Experimental feature

Listen to this article

Experimental feature

Talks have collapsed between mining giant BHP Billiton and striking workers at its Escondida copper mine in Chile, turning it into the longest mining strike in the country since 1973.

The strike entered its 43rd day after talks on Wednesday between the 2,500-member union at the world’s largest copper mine and BHP ended without any deal. BHP said its settlement offer will remain in force until March 28 after which it will be withdrawn.

“The company hopes that, within the next few days, Union Number 1 will formally accept or reject the offer,” BHP said in a statement. “In either case, the company will, as indicated previously, continue to focus on resuming operations.”

Copper output has been suspended at the mine since Feb. 9, making it the longest strike since workers walked out at the El Teniente mine in April 1973 before a military coup that brought Augusto Pinochet to power in September.

A strike at the BHP-owned Spence mine in 2009 lasted for 41 days, according to consultancy CRU.

Get alerts on BHP Billiton Ltd when a new story is published

Copyright The Financial Times Limited 2019. All rights reserved.

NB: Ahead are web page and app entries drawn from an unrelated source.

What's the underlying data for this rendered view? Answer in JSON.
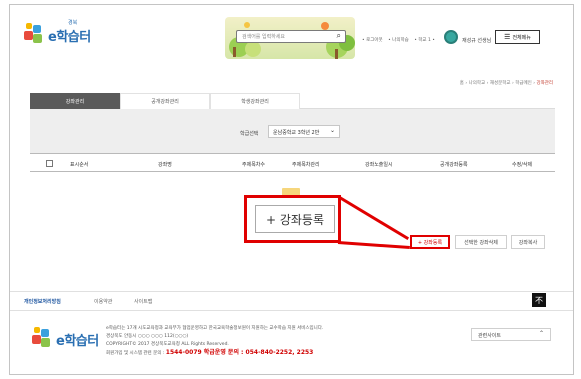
{
  "header": {
    "logo_text": "e학습터",
    "logo_small": "경북",
    "search_placeholder": "검색어를 입력하세요",
    "top_links": [
      "• 로그아웃",
      "• 나의학습",
      "• 학교 1 •"
    ],
    "user_name": "재성규 선생님",
    "all_menu_label": "전체메뉴"
  },
  "breadcrumb": {
    "items": [
      "홈",
      "나의학교",
      "재성분학교",
      "학급메인"
    ],
    "current": "강좌관리"
  },
  "tabs": [
    {
      "label": "강좌관리",
      "active": true
    },
    {
      "label": "공개강좌관리",
      "active": false
    },
    {
      "label": "학생강좌관리",
      "active": false
    }
  ],
  "filter": {
    "label": "학급선택",
    "selected": "운남중학교 3학년 2반"
  },
  "table": {
    "columns": [
      "표시순서",
      "강좌명",
      "주제목차수",
      "주제목차관리",
      "강좌노출일시",
      "공개강좌등록",
      "수정/삭제"
    ]
  },
  "highlight_button_label": "+ 강좌등록",
  "action_buttons": {
    "register": "+ 강좌등록",
    "delete_selected": "선택한 강좌삭제",
    "copy": "강좌복사"
  },
  "footer": {
    "links": [
      "개인정보처리방침",
      "이용약관",
      "사이트맵"
    ],
    "top_button": "不",
    "logo_text": "e학습터",
    "lines": [
      "e학습터는 17개 시도교육청과 교육부가 협업운영하고 한국교육학술정보원이 지원하는 교수학습 지원 서비스입니다.",
      "경상북도 안동시 ○○○ ○○○ 112(○○○)",
      "COPYRIGHT© 2017 경상북도교육청 ALL Rights Reserved."
    ],
    "contact_prefix": "회원가입 및 시스템 관련 문의 : ",
    "contact_1": "1544-0079 학급운영 문의 : ",
    "contact_2": "054-840-2252, 2253",
    "related_label": "관련사이트"
  },
  "colors": {
    "accent_red": "#e00000",
    "tab_active": "#5a5a5a",
    "brand_blue": "#2a6fb2"
  }
}
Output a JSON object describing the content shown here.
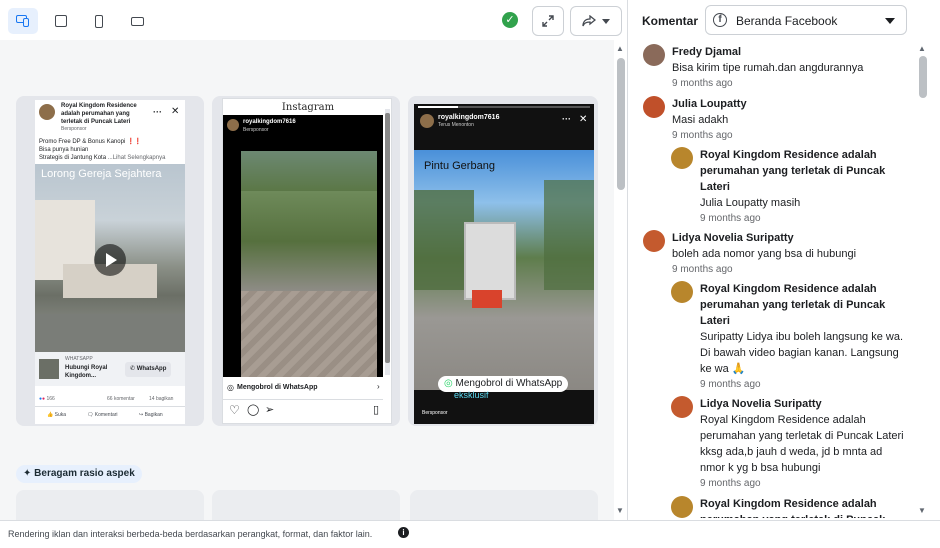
{
  "preview": {
    "facebook": {
      "page_name": "Royal Kingdom Residence adalah perumahan yang terletak di Puncak Lateri",
      "sponsored": "Bersponsor",
      "ad_text_1": "Promo Free DP & Bonus Kanopi",
      "ad_text_2": "Bisa punya hunian",
      "ad_text_3": "Strategis di Jantung Kota",
      "see_more": "...Lihat Selengkapnya",
      "video_caption": "Lorong Gereja Sejahtera",
      "cta_source": "WHATSAPP",
      "cta_headline": "Hubungi Royal Kingdom...",
      "cta_button": "WhatsApp",
      "reaction_count": "166",
      "comment_count": "66 komentar",
      "share_count": "14 bagikan",
      "action_like": "Suka",
      "action_comment": "Komentari",
      "action_share": "Bagikan"
    },
    "instagram": {
      "header": "Instagram",
      "account": "royalkingdom7616",
      "sponsored": "Bersponsor",
      "cta": "Mengobrol di WhatsApp"
    },
    "story": {
      "account": "royalkingdom7616",
      "subtitle": "Terus Menonton",
      "caption": "Pintu Gerbang",
      "cta": "Mengobrol di WhatsApp",
      "sticker": "eksklusif",
      "sponsored": "Bersponsor"
    },
    "aspect_badge": "Beragam rasio aspek"
  },
  "comments_panel": {
    "label": "Komentar",
    "source_select": "Beranda Facebook",
    "items": [
      {
        "name": "Fredy Djamal",
        "text": "Bisa kirim tipe rumah.dan angdurannya",
        "time": "9 months ago",
        "reply": false,
        "avatar_color": "#8a6a5a"
      },
      {
        "name": "Julia Loupatty",
        "text": "Masi adakh",
        "time": "9 months ago",
        "reply": false,
        "avatar_color": "#c0502a"
      },
      {
        "name": "Royal Kingdom Residence adalah perumahan yang terletak di Puncak Lateri",
        "text": "Julia Loupatty masih",
        "time": "9 months ago",
        "reply": true,
        "avatar_color": "#b8862c"
      },
      {
        "name": "Lidya Novelia Suripatty",
        "text": "boleh ada nomor yang bsa di hubungi",
        "time": "9 months ago",
        "reply": false,
        "avatar_color": "#c45a2e"
      },
      {
        "name": "Royal Kingdom Residence adalah perumahan yang terletak di Puncak Lateri",
        "text": "Suripatty Lidya ibu boleh langsung ke wa. Di bawah video bagian kanan. Langsung ke wa 🙏",
        "time": "9 months ago",
        "reply": true,
        "avatar_color": "#b8862c"
      },
      {
        "name": "Lidya Novelia Suripatty",
        "text": "Royal Kingdom Residence adalah perumahan yang terletak di Puncak Lateri kksg ada,b jauh d weda, jd b mnta ad nmor k yg b bsa hubungi",
        "time": "9 months ago",
        "reply": true,
        "avatar_color": "#c45a2e"
      },
      {
        "name": "Royal Kingdom Residence adalah perumahan yang terletak di Puncak Lateri",
        "text": "",
        "time": "",
        "reply": true,
        "avatar_color": "#b8862c"
      }
    ]
  },
  "footer": {
    "text": "Rendering iklan dan interaksi berbeda-beda berdasarkan perangkat, format, dan faktor lain."
  }
}
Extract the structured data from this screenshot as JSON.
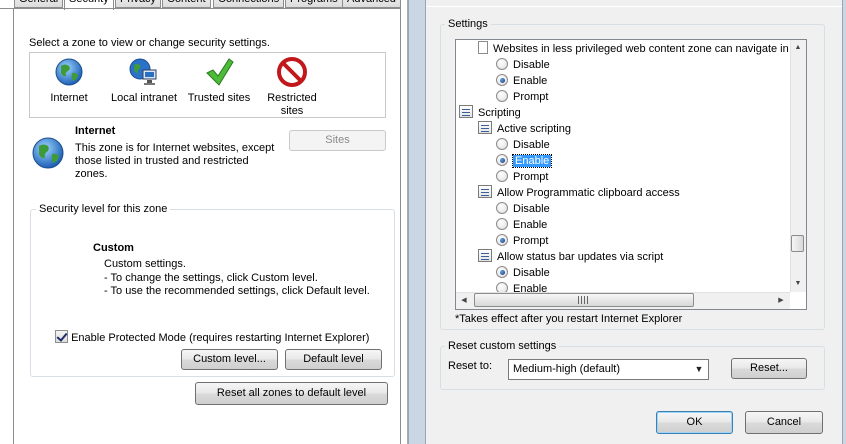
{
  "left": {
    "tabs": [
      "General",
      "Security",
      "Privacy",
      "Content",
      "Connections",
      "Programs",
      "Advanced"
    ],
    "active_tab": "Security",
    "select_zone_text": "Select a zone to view or change security settings.",
    "zones": [
      {
        "label": "Internet",
        "icon": "globe-icon"
      },
      {
        "label": "Local intranet",
        "icon": "intranet-icon"
      },
      {
        "label": "Trusted sites",
        "icon": "check-icon"
      },
      {
        "label": "Restricted sites",
        "icon": "no-entry-icon"
      }
    ],
    "selected_zone": {
      "title": "Internet",
      "description": "This zone is for Internet websites, except those listed in trusted and restricted zones."
    },
    "sites_button": "Sites",
    "security_level_legend": "Security level for this zone",
    "custom_title": "Custom",
    "custom_lines": [
      "Custom settings.",
      "- To change the settings, click Custom level.",
      "- To use the recommended settings, click Default level."
    ],
    "protected_mode_label": "Enable Protected Mode (requires restarting Internet Explorer)",
    "protected_mode_checked": true,
    "custom_level_button": "Custom level...",
    "default_level_button": "Default level",
    "reset_all_button": "Reset all zones to default level"
  },
  "right": {
    "settings_legend": "Settings",
    "tree": [
      {
        "kind": "page",
        "indent": 1,
        "text": "Websites in less privileged web content zone can navigate in"
      },
      {
        "kind": "radio",
        "indent": 2,
        "text": "Disable",
        "checked": false
      },
      {
        "kind": "radio",
        "indent": 2,
        "text": "Enable",
        "checked": true
      },
      {
        "kind": "radio",
        "indent": 2,
        "text": "Prompt",
        "checked": false
      },
      {
        "kind": "gear",
        "indent": 0,
        "text": "Scripting"
      },
      {
        "kind": "gear",
        "indent": 1,
        "text": "Active scripting"
      },
      {
        "kind": "radio",
        "indent": 2,
        "text": "Disable",
        "checked": false
      },
      {
        "kind": "radio",
        "indent": 2,
        "text": "Enable",
        "checked": true,
        "selected": true
      },
      {
        "kind": "radio",
        "indent": 2,
        "text": "Prompt",
        "checked": false
      },
      {
        "kind": "gear",
        "indent": 1,
        "text": "Allow Programmatic clipboard access"
      },
      {
        "kind": "radio",
        "indent": 2,
        "text": "Disable",
        "checked": false
      },
      {
        "kind": "radio",
        "indent": 2,
        "text": "Enable",
        "checked": false
      },
      {
        "kind": "radio",
        "indent": 2,
        "text": "Prompt",
        "checked": true
      },
      {
        "kind": "gear",
        "indent": 1,
        "text": "Allow status bar updates via script"
      },
      {
        "kind": "radio",
        "indent": 2,
        "text": "Disable",
        "checked": true
      },
      {
        "kind": "radio",
        "indent": 2,
        "text": "Enable",
        "checked": false
      }
    ],
    "takes_effect_note": "*Takes effect after you restart Internet Explorer",
    "reset_custom_legend": "Reset custom settings",
    "reset_to_label": "Reset to:",
    "reset_to_value": "Medium-high (default)",
    "reset_button": "Reset...",
    "ok_button": "OK",
    "cancel_button": "Cancel"
  },
  "colors": {
    "selection": "#3399ff",
    "dialog_bg": "#f0f0f0",
    "divider": "#cbd6e5"
  }
}
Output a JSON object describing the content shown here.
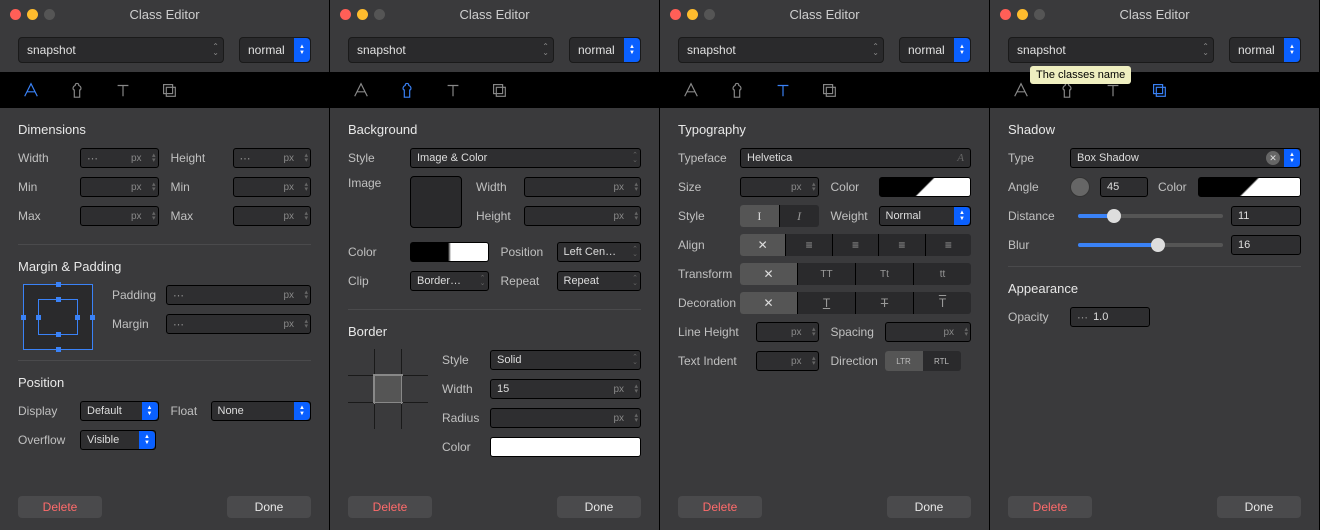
{
  "common": {
    "window_title": "Class Editor",
    "classname": "snapshot",
    "mode": "normal",
    "delete": "Delete",
    "done": "Done",
    "px": "px"
  },
  "tooltip": "The classes name",
  "p1": {
    "dimensions_title": "Dimensions",
    "width": "Width",
    "height": "Height",
    "min": "Min",
    "max": "Max",
    "mp_title": "Margin & Padding",
    "padding": "Padding",
    "margin": "Margin",
    "pos_title": "Position",
    "display": "Display",
    "display_val": "Default",
    "float": "Float",
    "float_val": "None",
    "overflow": "Overflow",
    "overflow_val": "Visible"
  },
  "p2": {
    "bg_title": "Background",
    "style": "Style",
    "style_val": "Image & Color",
    "image": "Image",
    "width": "Width",
    "height": "Height",
    "color": "Color",
    "position": "Position",
    "position_val": "Left Cen…",
    "clip": "Clip",
    "clip_val": "Border…",
    "repeat": "Repeat",
    "repeat_val": "Repeat",
    "border_title": "Border",
    "bstyle": "Style",
    "bstyle_val": "Solid",
    "bwidth": "Width",
    "bwidth_val": "15",
    "bradius": "Radius",
    "bcolor": "Color"
  },
  "p3": {
    "title": "Typography",
    "typeface": "Typeface",
    "typeface_val": "Helvetica",
    "size": "Size",
    "color": "Color",
    "style": "Style",
    "weight": "Weight",
    "weight_val": "Normal",
    "align": "Align",
    "transform": "Transform",
    "decoration": "Decoration",
    "lineheight": "Line Height",
    "spacing": "Spacing",
    "indent": "Text Indent",
    "direction": "Direction",
    "ltr": "LTR",
    "rtl": "RTL"
  },
  "p4": {
    "shadow_title": "Shadow",
    "type": "Type",
    "type_val": "Box Shadow",
    "angle": "Angle",
    "angle_val": "45",
    "color": "Color",
    "distance": "Distance",
    "distance_val": "11",
    "blur": "Blur",
    "blur_val": "16",
    "appearance_title": "Appearance",
    "opacity": "Opacity",
    "opacity_val": "1.0"
  }
}
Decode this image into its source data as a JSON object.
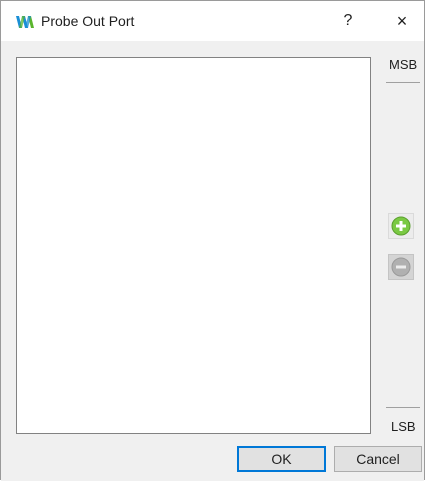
{
  "window": {
    "title": "Probe Out Port",
    "help_label": "?",
    "close_label": "×"
  },
  "side": {
    "msb_label": "MSB",
    "lsb_label": "LSB"
  },
  "buttons": {
    "ok_label": "OK",
    "cancel_label": "Cancel"
  },
  "icons": {
    "app": "gowin-logo-icon",
    "add": "plus-circle-icon",
    "remove": "minus-circle-icon"
  },
  "colors": {
    "add_green": "#7ac943",
    "remove_gray": "#b0b0b0",
    "logo_blue": "#1a8fd6",
    "logo_green": "#5ab52d",
    "ok_border": "#0078d7"
  },
  "port_list": {
    "items": []
  }
}
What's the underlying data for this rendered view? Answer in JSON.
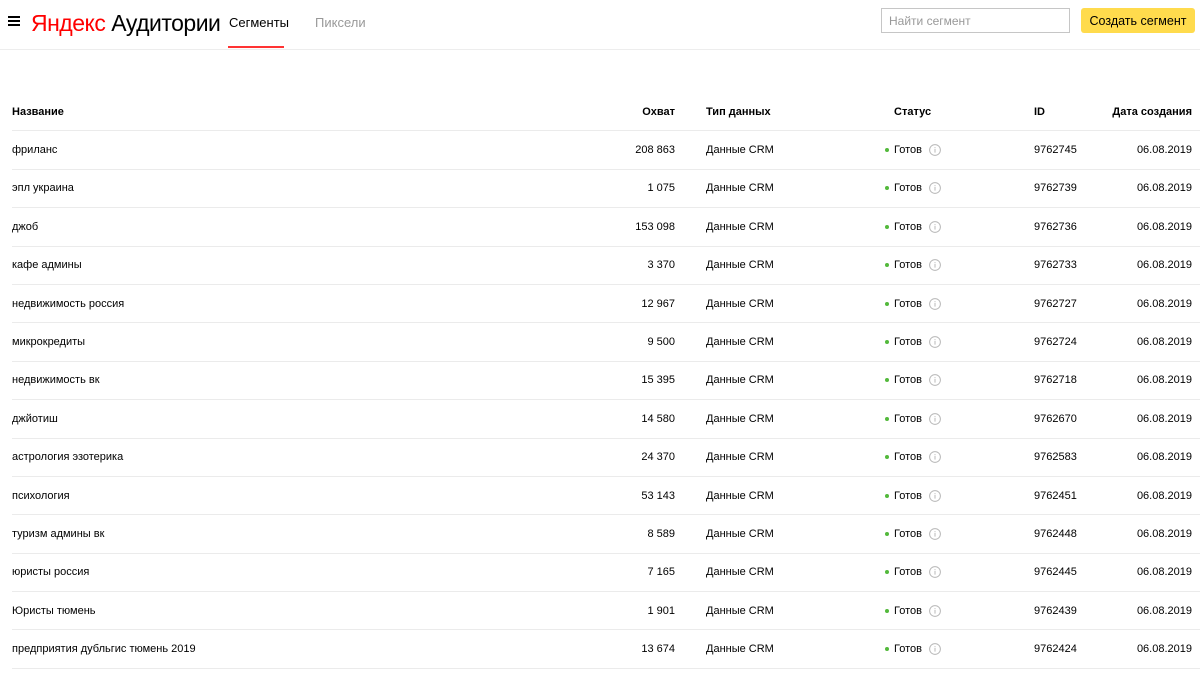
{
  "header": {
    "logo_brand": "Яндекс",
    "logo_product": "Аудитории",
    "tabs": [
      {
        "label": "Сегменты",
        "active": true
      },
      {
        "label": "Пиксели",
        "active": false
      }
    ],
    "search": {
      "placeholder": "Найти сегмент",
      "value": ""
    },
    "create_button_label": "Создать сегмент",
    "accent_color": "#ffdb4d",
    "tab_active_color": "#ff3333"
  },
  "table": {
    "columns": {
      "name": "Название",
      "reach": "Охват",
      "type": "Тип данных",
      "status": "Статус",
      "id": "ID",
      "date": "Дата создания"
    },
    "status_color": "#53b93c",
    "rows": [
      {
        "name": "фриланс",
        "reach": "208 863",
        "type": "Данные CRM",
        "status": "Готов",
        "id": "9762745",
        "date": "06.08.2019"
      },
      {
        "name": "эпл украина",
        "reach": "1 075",
        "type": "Данные CRM",
        "status": "Готов",
        "id": "9762739",
        "date": "06.08.2019"
      },
      {
        "name": "джоб",
        "reach": "153 098",
        "type": "Данные CRM",
        "status": "Готов",
        "id": "9762736",
        "date": "06.08.2019"
      },
      {
        "name": "кафе админы",
        "reach": "3 370",
        "type": "Данные CRM",
        "status": "Готов",
        "id": "9762733",
        "date": "06.08.2019"
      },
      {
        "name": "недвижимость россия",
        "reach": "12 967",
        "type": "Данные CRM",
        "status": "Готов",
        "id": "9762727",
        "date": "06.08.2019"
      },
      {
        "name": "микрокредиты",
        "reach": "9 500",
        "type": "Данные CRM",
        "status": "Готов",
        "id": "9762724",
        "date": "06.08.2019"
      },
      {
        "name": "недвижимость вк",
        "reach": "15 395",
        "type": "Данные CRM",
        "status": "Готов",
        "id": "9762718",
        "date": "06.08.2019"
      },
      {
        "name": "джйотиш",
        "reach": "14 580",
        "type": "Данные CRM",
        "status": "Готов",
        "id": "9762670",
        "date": "06.08.2019"
      },
      {
        "name": "астрология эзотерика",
        "reach": "24 370",
        "type": "Данные CRM",
        "status": "Готов",
        "id": "9762583",
        "date": "06.08.2019"
      },
      {
        "name": "психология",
        "reach": "53 143",
        "type": "Данные CRM",
        "status": "Готов",
        "id": "9762451",
        "date": "06.08.2019"
      },
      {
        "name": "туризм админы вк",
        "reach": "8 589",
        "type": "Данные CRM",
        "status": "Готов",
        "id": "9762448",
        "date": "06.08.2019"
      },
      {
        "name": "юристы россия",
        "reach": "7 165",
        "type": "Данные CRM",
        "status": "Готов",
        "id": "9762445",
        "date": "06.08.2019"
      },
      {
        "name": "Юристы тюмень",
        "reach": "1 901",
        "type": "Данные CRM",
        "status": "Готов",
        "id": "9762439",
        "date": "06.08.2019"
      },
      {
        "name": "предприятия дубльгис тюмень 2019",
        "reach": "13 674",
        "type": "Данные CRM",
        "status": "Готов",
        "id": "9762424",
        "date": "06.08.2019"
      }
    ]
  }
}
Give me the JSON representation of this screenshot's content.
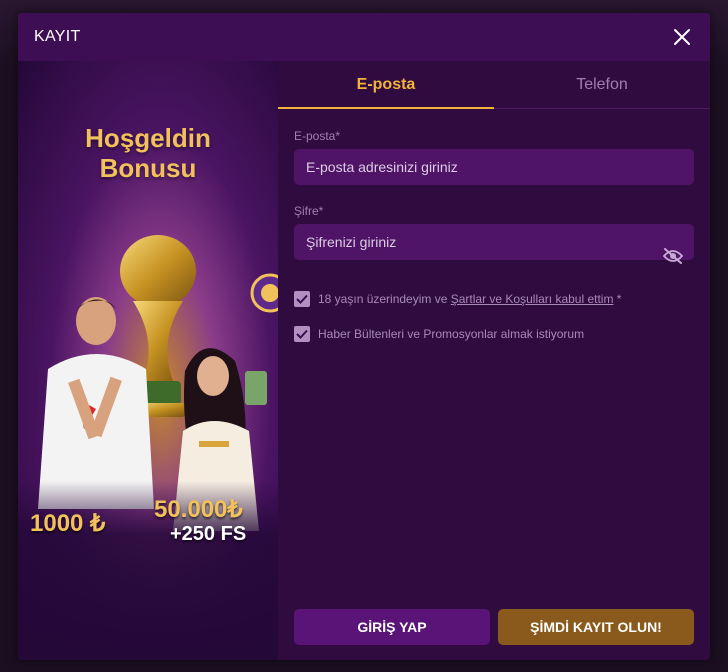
{
  "modal": {
    "title": "KAYIT"
  },
  "promo": {
    "title_line1": "Hoşgeldin",
    "title_line2": "Bonusu",
    "bonus_amount": "1000 ₺",
    "bonus_max": "50.000₺",
    "bonus_fs": "+250 FS"
  },
  "tabs": [
    {
      "label": "E-posta",
      "active": true
    },
    {
      "label": "Telefon",
      "active": false
    }
  ],
  "form": {
    "email_label": "E-posta*",
    "email_placeholder": "E-posta adresinizi giriniz",
    "password_label": "Şifre*",
    "password_placeholder": "Şifrenizi giriniz",
    "terms_prefix": "18 yaşın üzerindeyim ve ",
    "terms_link": "Şartlar ve Koşulları kabul ettim",
    "terms_suffix": " *",
    "newsletter": "Haber Bültenleri ve Promosyonlar almak istiyorum",
    "terms_checked": true,
    "newsletter_checked": true
  },
  "buttons": {
    "login": "GİRİŞ YAP",
    "register": "ŞİMDİ KAYIT OLUN!"
  },
  "colors": {
    "accent": "#f1b33a",
    "panel": "#300b40",
    "input": "#4f1466",
    "login_button": "#5a1478",
    "register_button": "#8a5a1c"
  },
  "icons": {
    "close": "close-icon",
    "eye": "eye-off-icon",
    "check": "check-icon"
  }
}
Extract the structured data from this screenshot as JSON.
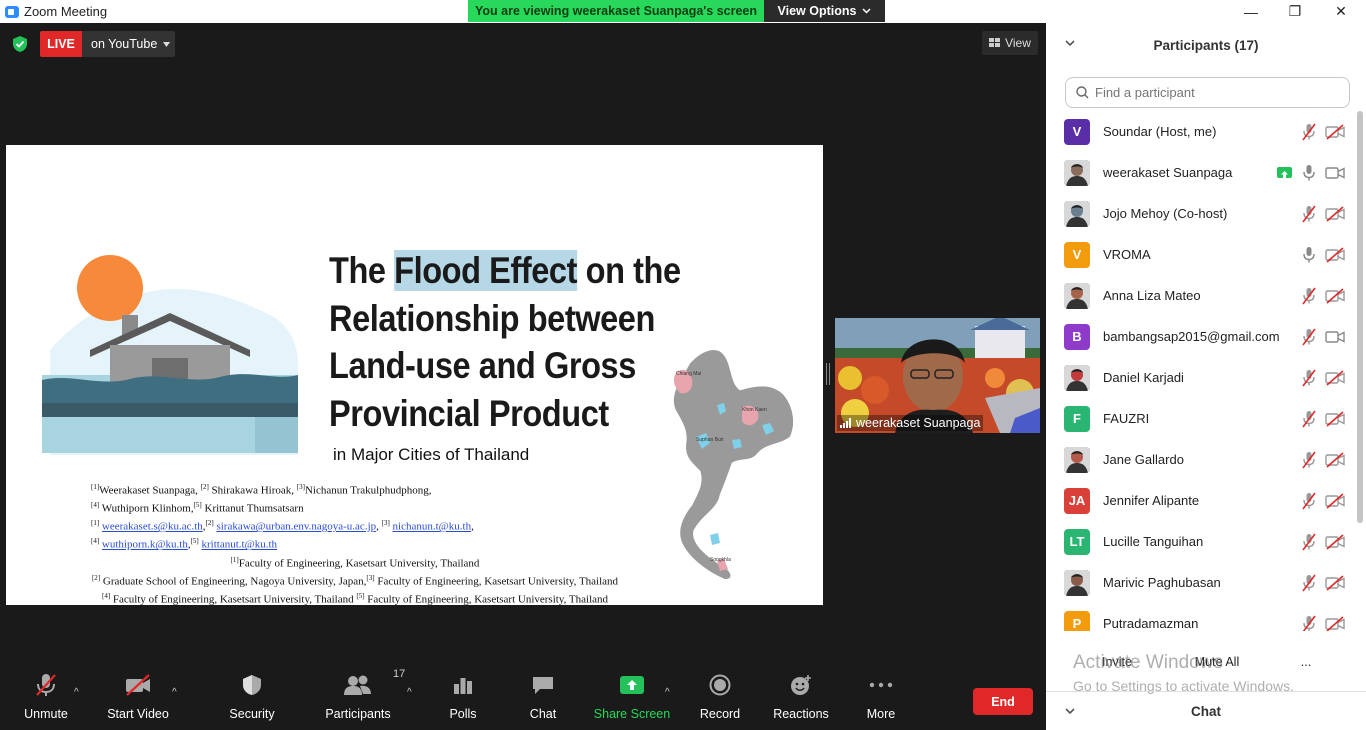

Comments have not been enabled for this article.

Follow the topics in this article